## Goal of the exercise
No images, please. Copy each entry below exactly as it reads.

## Given records
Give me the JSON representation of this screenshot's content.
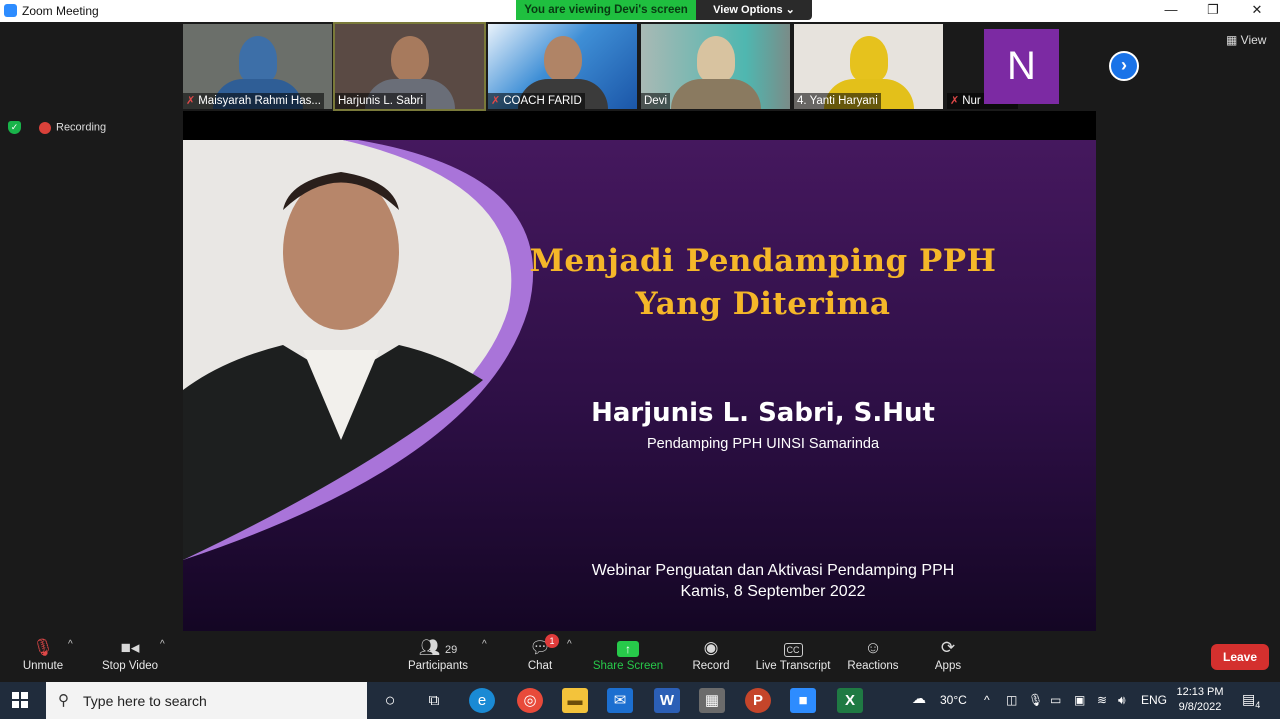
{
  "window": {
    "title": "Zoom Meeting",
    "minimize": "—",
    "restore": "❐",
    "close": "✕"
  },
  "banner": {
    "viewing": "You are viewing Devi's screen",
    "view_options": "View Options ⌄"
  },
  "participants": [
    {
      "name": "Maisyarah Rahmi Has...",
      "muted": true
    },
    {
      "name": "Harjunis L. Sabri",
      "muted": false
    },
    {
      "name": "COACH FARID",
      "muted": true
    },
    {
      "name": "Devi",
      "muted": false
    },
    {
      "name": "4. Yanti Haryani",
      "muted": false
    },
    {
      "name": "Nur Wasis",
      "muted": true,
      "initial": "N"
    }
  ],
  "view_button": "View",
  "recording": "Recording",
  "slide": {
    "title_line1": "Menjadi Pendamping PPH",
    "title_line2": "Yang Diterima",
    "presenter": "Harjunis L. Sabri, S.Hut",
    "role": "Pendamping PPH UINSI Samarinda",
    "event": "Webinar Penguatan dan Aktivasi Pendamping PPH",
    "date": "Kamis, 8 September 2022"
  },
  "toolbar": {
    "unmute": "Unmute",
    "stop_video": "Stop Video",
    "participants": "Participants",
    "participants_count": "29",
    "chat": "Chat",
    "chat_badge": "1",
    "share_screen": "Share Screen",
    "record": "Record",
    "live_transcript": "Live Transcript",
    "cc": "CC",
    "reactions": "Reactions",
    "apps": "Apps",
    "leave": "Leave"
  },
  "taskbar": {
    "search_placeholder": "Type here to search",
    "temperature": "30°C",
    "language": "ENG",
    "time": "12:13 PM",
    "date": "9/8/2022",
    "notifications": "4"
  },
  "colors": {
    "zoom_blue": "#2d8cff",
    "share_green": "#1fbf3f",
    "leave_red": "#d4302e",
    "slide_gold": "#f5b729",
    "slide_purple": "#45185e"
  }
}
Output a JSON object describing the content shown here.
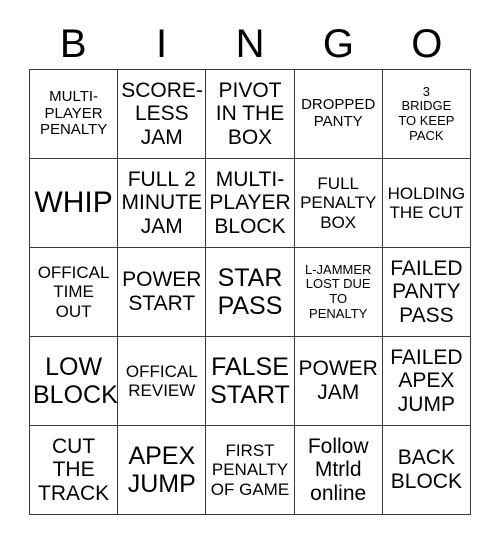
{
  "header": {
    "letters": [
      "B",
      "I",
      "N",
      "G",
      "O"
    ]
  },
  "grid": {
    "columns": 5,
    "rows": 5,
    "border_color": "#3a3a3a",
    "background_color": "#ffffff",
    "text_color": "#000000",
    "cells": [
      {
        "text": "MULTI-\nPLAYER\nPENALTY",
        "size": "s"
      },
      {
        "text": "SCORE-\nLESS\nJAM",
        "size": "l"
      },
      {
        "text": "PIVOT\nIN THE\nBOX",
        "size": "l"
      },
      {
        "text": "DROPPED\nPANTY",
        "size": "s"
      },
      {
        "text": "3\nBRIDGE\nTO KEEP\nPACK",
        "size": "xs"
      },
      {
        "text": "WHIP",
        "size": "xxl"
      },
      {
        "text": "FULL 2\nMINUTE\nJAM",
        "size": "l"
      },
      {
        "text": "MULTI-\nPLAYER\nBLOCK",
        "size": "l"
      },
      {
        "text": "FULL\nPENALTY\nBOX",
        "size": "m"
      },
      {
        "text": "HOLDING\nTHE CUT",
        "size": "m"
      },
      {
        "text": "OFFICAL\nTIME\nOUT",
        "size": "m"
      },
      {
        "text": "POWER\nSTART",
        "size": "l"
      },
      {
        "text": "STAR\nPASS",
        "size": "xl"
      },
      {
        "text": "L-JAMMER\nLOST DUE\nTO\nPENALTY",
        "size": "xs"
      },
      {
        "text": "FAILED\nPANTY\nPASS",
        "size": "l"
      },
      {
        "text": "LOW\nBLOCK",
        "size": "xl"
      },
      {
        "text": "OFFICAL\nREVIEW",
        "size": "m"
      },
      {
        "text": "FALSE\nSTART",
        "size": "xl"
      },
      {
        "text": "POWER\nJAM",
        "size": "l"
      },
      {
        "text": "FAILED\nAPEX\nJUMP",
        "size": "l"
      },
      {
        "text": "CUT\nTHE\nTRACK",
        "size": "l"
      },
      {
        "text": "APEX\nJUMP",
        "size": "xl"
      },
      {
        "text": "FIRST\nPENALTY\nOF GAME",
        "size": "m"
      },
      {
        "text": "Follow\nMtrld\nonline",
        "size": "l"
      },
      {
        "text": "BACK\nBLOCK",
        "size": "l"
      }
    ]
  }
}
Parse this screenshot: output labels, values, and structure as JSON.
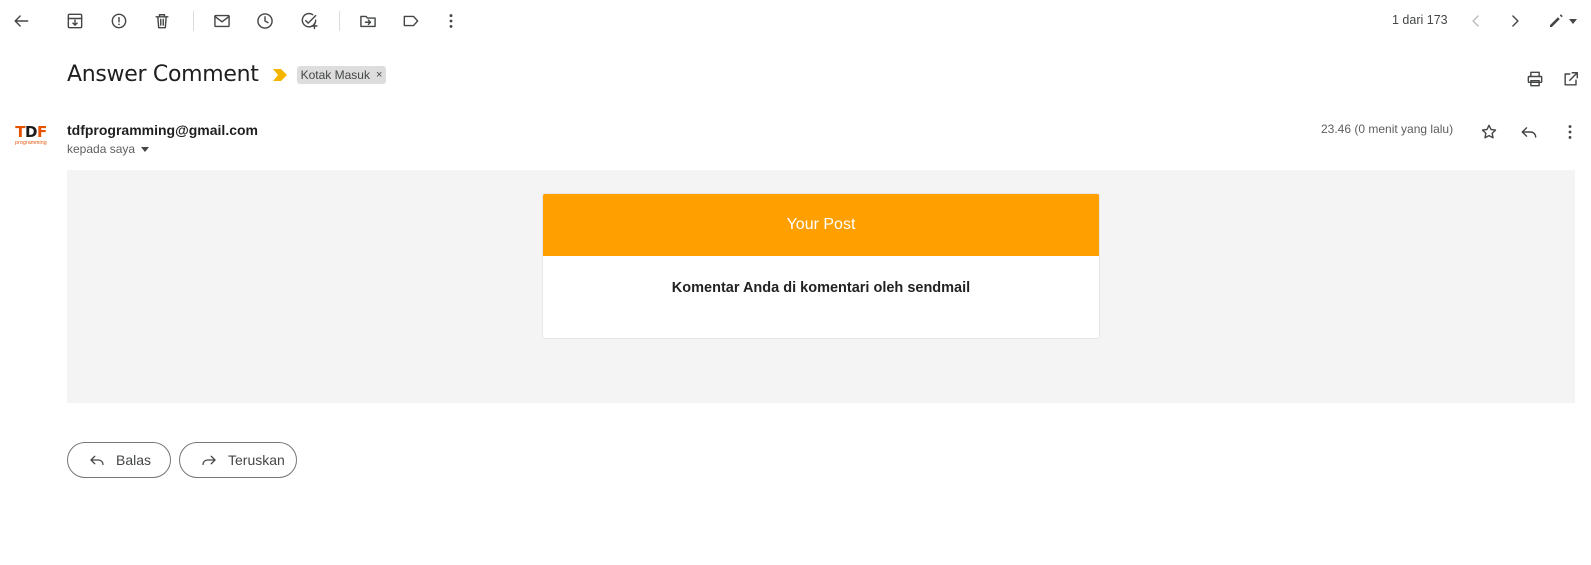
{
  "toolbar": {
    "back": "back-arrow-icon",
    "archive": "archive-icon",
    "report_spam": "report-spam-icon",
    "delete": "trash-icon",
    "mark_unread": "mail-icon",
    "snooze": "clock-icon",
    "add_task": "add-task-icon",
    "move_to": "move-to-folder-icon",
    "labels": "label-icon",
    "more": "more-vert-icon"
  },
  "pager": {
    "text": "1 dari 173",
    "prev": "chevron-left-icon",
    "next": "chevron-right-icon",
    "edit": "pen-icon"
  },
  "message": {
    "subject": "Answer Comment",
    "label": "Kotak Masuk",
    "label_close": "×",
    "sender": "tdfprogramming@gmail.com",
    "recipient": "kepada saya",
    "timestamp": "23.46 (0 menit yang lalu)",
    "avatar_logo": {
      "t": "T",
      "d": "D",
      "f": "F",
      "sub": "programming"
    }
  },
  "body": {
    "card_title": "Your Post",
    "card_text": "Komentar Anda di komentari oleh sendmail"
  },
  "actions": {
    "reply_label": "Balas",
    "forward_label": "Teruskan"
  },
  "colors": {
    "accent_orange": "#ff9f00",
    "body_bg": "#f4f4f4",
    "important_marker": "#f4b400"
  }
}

## Exercise answer
Give me the JSON representation of this screenshot's content.
{
  "window": {
    "title": "Zoom Meeting",
    "minimize": "—",
    "restore": "❐",
    "close": "✕"
  },
  "banner": {
    "viewing": "You are viewing Devi's screen",
    "view_options": "View Options ⌄"
  },
  "participants": [
    {
      "name": "Maisyarah Rahmi Has...",
      "muted": true
    },
    {
      "name": "Harjunis L. Sabri",
      "muted": false
    },
    {
      "name": "COACH FARID",
      "muted": true
    },
    {
      "name": "Devi",
      "muted": false
    },
    {
      "name": "4. Yanti Haryani",
      "muted": false
    },
    {
      "name": "Nur Wasis",
      "muted": true,
      "initial": "N"
    }
  ],
  "view_button": "View",
  "recording": "Recording",
  "slide": {
    "title_line1": "Menjadi Pendamping PPH",
    "title_line2": "Yang Diterima",
    "presenter": "Harjunis L. Sabri, S.Hut",
    "role": "Pendamping PPH UINSI Samarinda",
    "event": "Webinar Penguatan dan Aktivasi Pendamping PPH",
    "date": "Kamis, 8 September 2022"
  },
  "toolbar": {
    "unmute": "Unmute",
    "stop_video": "Stop Video",
    "participants": "Participants",
    "participants_count": "29",
    "chat": "Chat",
    "chat_badge": "1",
    "share_screen": "Share Screen",
    "record": "Record",
    "live_transcript": "Live Transcript",
    "cc": "CC",
    "reactions": "Reactions",
    "apps": "Apps",
    "leave": "Leave"
  },
  "taskbar": {
    "search_placeholder": "Type here to search",
    "temperature": "30°C",
    "language": "ENG",
    "time": "12:13 PM",
    "date": "9/8/2022",
    "notifications": "4"
  },
  "colors": {
    "zoom_blue": "#2d8cff",
    "share_green": "#1fbf3f",
    "leave_red": "#d4302e",
    "slide_gold": "#f5b729",
    "slide_purple": "#45185e"
  }
}
Output a JSON object describing the content shown here.
{
  "header": {
    "letters": [
      "B",
      "I",
      "N",
      "G",
      "O"
    ]
  },
  "grid": {
    "columns": 5,
    "rows": 5,
    "border_color": "#3a3a3a",
    "background_color": "#ffffff",
    "text_color": "#000000",
    "cells": [
      {
        "text": "MULTI-\nPLAYER\nPENALTY",
        "size": "s"
      },
      {
        "text": "SCORE-\nLESS\nJAM",
        "size": "l"
      },
      {
        "text": "PIVOT\nIN THE\nBOX",
        "size": "l"
      },
      {
        "text": "DROPPED\nPANTY",
        "size": "s"
      },
      {
        "text": "3\nBRIDGE\nTO KEEP\nPACK",
        "size": "xs"
      },
      {
        "text": "WHIP",
        "size": "xxl"
      },
      {
        "text": "FULL 2\nMINUTE\nJAM",
        "size": "l"
      },
      {
        "text": "MULTI-\nPLAYER\nBLOCK",
        "size": "l"
      },
      {
        "text": "FULL\nPENALTY\nBOX",
        "size": "m"
      },
      {
        "text": "HOLDING\nTHE CUT",
        "size": "m"
      },
      {
        "text": "OFFICAL\nTIME\nOUT",
        "size": "m"
      },
      {
        "text": "POWER\nSTART",
        "size": "l"
      },
      {
        "text": "STAR\nPASS",
        "size": "xl"
      },
      {
        "text": "L-JAMMER\nLOST DUE\nTO\nPENALTY",
        "size": "xs"
      },
      {
        "text": "FAILED\nPANTY\nPASS",
        "size": "l"
      },
      {
        "text": "LOW\nBLOCK",
        "size": "xl"
      },
      {
        "text": "OFFICAL\nREVIEW",
        "size": "m"
      },
      {
        "text": "FALSE\nSTART",
        "size": "xl"
      },
      {
        "text": "POWER\nJAM",
        "size": "l"
      },
      {
        "text": "FAILED\nAPEX\nJUMP",
        "size": "l"
      },
      {
        "text": "CUT\nTHE\nTRACK",
        "size": "l"
      },
      {
        "text": "APEX\nJUMP",
        "size": "xl"
      },
      {
        "text": "FIRST\nPENALTY\nOF GAME",
        "size": "m"
      },
      {
        "text": "Follow\nMtrld\nonline",
        "size": "l"
      },
      {
        "text": "BACK\nBLOCK",
        "size": "l"
      }
    ]
  }
}
Parse this screenshot: output labels, values, and structure as JSON.
{
  "toolbar": {
    "back": "back-arrow-icon",
    "archive": "archive-icon",
    "report_spam": "report-spam-icon",
    "delete": "trash-icon",
    "mark_unread": "mail-icon",
    "snooze": "clock-icon",
    "add_task": "add-task-icon",
    "move_to": "move-to-folder-icon",
    "labels": "label-icon",
    "more": "more-vert-icon"
  },
  "pager": {
    "text": "1 dari 173",
    "prev": "chevron-left-icon",
    "next": "chevron-right-icon",
    "edit": "pen-icon"
  },
  "message": {
    "subject": "Answer Comment",
    "label": "Kotak Masuk",
    "label_close": "×",
    "sender": "tdfprogramming@gmail.com",
    "recipient": "kepada saya",
    "timestamp": "23.46 (0 menit yang lalu)",
    "avatar_logo": {
      "t": "T",
      "d": "D",
      "f": "F",
      "sub": "programming"
    }
  },
  "body": {
    "card_title": "Your Post",
    "card_text": "Komentar Anda di komentari oleh sendmail"
  },
  "actions": {
    "reply_label": "Balas",
    "forward_label": "Teruskan"
  },
  "colors": {
    "accent_orange": "#ff9f00",
    "body_bg": "#f4f4f4",
    "important_marker": "#f4b400"
  }
}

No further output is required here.